Start of Block
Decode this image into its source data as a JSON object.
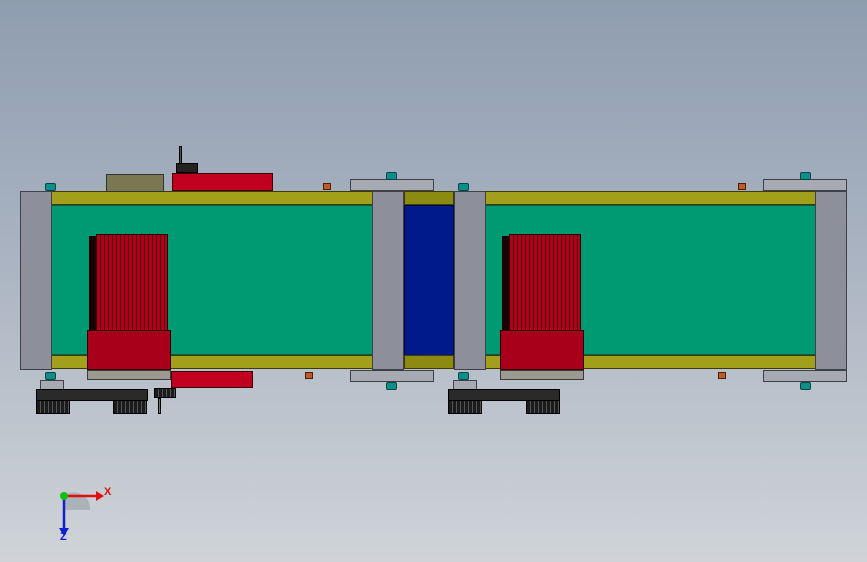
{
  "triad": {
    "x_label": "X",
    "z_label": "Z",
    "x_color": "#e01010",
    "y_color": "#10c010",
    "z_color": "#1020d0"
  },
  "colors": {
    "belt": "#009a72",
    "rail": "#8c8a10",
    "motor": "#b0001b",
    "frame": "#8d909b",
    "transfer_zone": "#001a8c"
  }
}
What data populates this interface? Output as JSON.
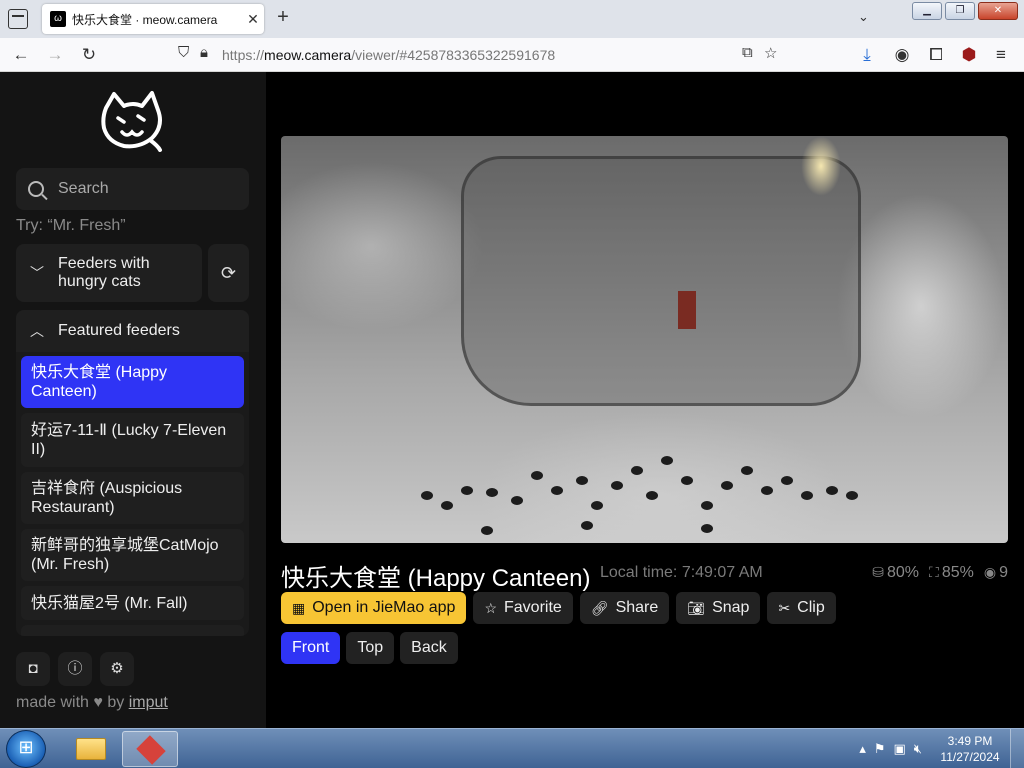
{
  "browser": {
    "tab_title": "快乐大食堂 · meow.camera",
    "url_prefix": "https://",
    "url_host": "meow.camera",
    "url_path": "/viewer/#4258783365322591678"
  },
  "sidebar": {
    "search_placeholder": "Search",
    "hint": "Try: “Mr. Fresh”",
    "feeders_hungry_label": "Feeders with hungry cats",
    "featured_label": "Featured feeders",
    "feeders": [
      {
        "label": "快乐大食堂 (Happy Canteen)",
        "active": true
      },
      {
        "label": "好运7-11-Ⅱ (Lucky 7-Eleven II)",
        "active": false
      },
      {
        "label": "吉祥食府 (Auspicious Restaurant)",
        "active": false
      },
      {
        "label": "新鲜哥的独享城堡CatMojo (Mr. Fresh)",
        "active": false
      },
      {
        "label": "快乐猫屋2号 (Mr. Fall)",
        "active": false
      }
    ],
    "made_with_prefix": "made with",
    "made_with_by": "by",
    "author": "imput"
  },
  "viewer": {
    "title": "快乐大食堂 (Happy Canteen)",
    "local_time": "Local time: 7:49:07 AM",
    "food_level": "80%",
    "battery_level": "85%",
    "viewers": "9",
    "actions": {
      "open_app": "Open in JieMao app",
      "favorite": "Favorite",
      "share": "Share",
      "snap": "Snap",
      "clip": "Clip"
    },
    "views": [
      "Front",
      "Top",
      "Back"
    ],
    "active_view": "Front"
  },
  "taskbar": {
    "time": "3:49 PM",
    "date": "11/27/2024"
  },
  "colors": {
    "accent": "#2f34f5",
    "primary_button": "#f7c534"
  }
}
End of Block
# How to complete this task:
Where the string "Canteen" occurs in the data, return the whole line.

# Written response:
        "label": "快乐大食堂 (Happy Canteen)",
    "title": "快乐大食堂 (Happy Canteen)",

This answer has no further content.